What you should do: Copy each line below in which the word "Reshaping" occurs.

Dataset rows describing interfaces
..........
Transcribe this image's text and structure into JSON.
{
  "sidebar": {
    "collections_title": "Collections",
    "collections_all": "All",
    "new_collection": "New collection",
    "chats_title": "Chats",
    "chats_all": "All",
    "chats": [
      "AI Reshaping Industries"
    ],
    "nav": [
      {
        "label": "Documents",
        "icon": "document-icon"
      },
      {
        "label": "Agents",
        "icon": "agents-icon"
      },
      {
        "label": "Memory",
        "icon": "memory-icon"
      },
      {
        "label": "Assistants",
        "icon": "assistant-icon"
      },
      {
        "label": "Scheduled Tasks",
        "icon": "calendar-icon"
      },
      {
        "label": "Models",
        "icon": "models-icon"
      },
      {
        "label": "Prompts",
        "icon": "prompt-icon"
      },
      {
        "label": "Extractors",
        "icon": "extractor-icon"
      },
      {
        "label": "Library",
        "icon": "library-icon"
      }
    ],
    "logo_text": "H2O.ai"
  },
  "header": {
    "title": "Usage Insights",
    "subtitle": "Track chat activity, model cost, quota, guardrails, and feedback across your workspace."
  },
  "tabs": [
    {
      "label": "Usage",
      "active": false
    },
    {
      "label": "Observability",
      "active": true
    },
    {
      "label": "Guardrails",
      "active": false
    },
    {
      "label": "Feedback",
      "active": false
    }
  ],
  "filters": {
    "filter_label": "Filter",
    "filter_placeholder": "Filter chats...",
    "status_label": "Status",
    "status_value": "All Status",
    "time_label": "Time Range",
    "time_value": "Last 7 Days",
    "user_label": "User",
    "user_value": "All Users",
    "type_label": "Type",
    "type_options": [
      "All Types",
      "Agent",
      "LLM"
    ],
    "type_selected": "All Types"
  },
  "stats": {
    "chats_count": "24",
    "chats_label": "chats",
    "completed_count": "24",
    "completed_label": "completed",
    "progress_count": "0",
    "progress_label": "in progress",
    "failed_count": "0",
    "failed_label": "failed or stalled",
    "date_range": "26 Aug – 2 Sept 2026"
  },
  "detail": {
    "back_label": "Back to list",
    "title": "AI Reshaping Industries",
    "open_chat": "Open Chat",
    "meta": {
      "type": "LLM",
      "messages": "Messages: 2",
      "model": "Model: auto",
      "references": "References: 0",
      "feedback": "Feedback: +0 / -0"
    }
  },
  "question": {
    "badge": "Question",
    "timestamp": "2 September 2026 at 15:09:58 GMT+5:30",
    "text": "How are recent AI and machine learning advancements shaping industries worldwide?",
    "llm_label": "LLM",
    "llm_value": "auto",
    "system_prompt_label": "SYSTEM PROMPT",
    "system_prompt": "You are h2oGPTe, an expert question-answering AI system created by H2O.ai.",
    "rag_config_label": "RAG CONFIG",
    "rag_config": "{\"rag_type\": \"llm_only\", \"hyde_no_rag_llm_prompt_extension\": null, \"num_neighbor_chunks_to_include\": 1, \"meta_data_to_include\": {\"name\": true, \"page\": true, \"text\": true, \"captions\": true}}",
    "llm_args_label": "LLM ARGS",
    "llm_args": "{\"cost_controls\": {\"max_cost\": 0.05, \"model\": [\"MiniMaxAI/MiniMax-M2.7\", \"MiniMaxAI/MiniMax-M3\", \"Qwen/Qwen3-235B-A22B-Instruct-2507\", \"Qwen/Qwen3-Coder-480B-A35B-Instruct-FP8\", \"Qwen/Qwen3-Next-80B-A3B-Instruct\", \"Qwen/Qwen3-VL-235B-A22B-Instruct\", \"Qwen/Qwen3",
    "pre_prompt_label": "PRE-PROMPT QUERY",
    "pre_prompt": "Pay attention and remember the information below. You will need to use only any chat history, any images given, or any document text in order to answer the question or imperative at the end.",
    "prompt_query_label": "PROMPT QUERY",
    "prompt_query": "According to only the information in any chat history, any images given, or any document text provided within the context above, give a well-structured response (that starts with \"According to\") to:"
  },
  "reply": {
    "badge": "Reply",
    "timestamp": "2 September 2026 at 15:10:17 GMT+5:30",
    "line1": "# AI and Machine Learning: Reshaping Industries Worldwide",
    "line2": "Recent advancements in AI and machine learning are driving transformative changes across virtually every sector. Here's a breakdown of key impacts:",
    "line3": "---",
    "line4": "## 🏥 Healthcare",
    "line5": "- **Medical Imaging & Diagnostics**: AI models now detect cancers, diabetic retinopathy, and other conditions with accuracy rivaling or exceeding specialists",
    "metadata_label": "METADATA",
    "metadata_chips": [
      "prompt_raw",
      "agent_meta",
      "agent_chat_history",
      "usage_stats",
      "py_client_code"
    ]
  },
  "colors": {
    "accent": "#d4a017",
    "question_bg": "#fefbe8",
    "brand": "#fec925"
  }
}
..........
Answer section:
      "AI Reshaping Industries"
    "title": "AI Reshaping Industries",
    "line1": "# AI and Machine Learning: Reshaping Industries Worldwide",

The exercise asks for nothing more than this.